■ Task directions ■
Go over each line of the entries below, count those with "this", and give only the count.

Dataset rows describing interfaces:

----------------------------------------

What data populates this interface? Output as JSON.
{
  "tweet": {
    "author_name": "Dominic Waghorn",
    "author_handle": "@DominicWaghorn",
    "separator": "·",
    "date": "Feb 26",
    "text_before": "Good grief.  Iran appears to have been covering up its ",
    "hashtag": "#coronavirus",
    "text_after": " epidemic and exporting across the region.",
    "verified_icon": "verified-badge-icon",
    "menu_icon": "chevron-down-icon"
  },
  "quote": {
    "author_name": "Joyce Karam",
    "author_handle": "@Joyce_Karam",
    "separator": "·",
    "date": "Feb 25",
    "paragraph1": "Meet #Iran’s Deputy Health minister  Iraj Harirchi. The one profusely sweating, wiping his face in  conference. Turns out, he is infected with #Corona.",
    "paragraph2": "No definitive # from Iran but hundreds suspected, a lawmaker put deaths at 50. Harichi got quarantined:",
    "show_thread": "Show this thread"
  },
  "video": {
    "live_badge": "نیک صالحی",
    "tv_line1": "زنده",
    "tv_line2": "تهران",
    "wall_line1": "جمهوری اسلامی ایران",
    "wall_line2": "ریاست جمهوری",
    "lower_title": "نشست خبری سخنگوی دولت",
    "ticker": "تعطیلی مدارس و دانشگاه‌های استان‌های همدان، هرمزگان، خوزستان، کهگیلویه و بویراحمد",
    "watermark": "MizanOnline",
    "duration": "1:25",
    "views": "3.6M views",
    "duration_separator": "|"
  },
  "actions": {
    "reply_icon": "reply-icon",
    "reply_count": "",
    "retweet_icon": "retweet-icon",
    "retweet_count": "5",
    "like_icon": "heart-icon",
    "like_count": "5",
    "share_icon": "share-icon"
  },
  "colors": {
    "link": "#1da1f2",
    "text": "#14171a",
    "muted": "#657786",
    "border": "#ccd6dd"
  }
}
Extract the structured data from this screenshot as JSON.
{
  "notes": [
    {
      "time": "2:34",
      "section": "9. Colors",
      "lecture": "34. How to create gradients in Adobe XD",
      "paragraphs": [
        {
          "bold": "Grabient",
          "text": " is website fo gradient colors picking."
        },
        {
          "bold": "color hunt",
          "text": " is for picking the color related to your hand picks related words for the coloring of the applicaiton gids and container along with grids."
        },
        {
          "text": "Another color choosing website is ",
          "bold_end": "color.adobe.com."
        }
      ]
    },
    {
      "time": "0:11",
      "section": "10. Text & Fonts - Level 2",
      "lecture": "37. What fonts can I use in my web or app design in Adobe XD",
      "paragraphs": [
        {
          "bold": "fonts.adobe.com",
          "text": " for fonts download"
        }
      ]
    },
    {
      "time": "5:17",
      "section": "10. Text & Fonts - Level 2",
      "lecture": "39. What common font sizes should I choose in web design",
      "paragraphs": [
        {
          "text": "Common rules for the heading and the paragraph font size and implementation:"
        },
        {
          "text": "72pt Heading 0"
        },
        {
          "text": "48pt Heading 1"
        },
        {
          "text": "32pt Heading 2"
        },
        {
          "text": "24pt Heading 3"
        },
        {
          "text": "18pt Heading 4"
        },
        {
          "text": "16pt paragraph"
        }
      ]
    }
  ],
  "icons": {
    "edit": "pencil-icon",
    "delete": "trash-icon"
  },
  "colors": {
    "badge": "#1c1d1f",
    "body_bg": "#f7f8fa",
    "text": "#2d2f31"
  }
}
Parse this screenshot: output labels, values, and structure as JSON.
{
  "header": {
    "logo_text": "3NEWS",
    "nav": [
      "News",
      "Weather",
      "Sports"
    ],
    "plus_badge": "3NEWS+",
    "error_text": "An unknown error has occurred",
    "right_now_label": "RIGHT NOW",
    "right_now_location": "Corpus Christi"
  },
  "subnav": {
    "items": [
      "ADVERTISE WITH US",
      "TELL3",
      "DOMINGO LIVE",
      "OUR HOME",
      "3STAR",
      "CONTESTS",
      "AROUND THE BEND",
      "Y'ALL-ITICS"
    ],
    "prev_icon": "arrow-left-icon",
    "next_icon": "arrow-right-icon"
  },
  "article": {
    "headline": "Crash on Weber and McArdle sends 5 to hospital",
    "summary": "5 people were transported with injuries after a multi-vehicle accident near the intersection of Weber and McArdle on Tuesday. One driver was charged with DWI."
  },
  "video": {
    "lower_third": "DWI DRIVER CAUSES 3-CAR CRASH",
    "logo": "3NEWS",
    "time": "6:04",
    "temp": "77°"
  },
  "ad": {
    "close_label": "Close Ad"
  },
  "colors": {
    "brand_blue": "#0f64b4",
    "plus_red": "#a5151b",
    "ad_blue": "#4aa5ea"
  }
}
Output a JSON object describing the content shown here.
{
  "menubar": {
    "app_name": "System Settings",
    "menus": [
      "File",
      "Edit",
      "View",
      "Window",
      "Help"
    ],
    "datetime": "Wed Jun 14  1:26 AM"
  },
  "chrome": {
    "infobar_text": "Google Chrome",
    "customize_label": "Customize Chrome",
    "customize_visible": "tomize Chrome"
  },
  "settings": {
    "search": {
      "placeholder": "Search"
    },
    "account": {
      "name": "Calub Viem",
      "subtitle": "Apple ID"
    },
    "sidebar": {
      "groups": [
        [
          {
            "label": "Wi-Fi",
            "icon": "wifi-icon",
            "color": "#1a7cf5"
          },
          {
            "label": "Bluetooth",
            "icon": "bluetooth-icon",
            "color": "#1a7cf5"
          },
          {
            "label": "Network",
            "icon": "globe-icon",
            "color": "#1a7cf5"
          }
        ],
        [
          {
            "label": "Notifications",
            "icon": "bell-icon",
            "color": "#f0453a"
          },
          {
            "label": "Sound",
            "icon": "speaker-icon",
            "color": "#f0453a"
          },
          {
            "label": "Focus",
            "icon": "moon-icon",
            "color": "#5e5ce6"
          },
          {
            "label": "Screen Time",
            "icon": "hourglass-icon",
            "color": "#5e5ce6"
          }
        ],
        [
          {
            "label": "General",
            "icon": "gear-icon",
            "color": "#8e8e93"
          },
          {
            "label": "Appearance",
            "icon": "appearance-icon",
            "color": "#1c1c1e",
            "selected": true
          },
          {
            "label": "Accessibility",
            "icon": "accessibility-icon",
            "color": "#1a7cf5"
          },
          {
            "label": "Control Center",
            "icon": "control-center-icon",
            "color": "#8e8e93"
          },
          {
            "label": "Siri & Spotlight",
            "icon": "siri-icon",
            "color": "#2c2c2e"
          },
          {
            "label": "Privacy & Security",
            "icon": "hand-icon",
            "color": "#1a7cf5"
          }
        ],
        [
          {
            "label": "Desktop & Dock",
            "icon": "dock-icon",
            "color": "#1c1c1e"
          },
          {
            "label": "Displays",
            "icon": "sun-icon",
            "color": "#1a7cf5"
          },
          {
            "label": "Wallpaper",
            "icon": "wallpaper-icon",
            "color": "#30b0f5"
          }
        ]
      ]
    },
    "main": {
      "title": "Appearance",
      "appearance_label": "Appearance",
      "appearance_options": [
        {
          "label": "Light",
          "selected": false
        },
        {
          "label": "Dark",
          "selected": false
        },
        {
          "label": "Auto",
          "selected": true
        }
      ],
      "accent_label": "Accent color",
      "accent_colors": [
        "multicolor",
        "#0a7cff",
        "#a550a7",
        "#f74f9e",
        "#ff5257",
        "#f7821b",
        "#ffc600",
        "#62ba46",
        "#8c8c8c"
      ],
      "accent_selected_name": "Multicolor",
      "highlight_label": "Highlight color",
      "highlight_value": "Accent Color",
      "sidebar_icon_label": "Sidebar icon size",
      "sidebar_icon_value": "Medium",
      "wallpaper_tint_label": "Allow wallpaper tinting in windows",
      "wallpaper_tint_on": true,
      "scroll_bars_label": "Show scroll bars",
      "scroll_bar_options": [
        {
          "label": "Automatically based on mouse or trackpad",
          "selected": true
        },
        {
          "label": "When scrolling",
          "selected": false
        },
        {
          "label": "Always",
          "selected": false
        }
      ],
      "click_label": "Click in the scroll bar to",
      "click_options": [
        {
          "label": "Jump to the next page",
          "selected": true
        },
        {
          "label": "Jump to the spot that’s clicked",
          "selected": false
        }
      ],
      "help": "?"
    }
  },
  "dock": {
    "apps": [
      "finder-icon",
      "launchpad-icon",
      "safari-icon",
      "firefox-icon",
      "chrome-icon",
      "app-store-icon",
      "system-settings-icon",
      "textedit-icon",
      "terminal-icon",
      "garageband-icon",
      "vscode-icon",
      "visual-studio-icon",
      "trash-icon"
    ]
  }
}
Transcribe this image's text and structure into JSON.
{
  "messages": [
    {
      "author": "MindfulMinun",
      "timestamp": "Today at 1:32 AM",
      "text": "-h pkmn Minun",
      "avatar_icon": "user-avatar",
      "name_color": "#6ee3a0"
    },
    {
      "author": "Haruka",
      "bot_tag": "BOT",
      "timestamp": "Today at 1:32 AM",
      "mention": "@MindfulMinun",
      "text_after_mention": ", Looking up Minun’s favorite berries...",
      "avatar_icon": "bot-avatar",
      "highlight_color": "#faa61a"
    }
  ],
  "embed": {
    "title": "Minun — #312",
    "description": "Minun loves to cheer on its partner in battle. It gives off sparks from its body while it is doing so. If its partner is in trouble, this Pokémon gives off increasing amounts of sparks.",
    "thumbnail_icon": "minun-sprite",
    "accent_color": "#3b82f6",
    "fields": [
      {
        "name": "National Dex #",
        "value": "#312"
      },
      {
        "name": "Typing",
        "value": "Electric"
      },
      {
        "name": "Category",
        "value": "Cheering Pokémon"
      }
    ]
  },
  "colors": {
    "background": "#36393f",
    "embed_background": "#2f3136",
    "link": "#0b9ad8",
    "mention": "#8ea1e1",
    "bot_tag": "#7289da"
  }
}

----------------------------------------

■ Written answer ■
6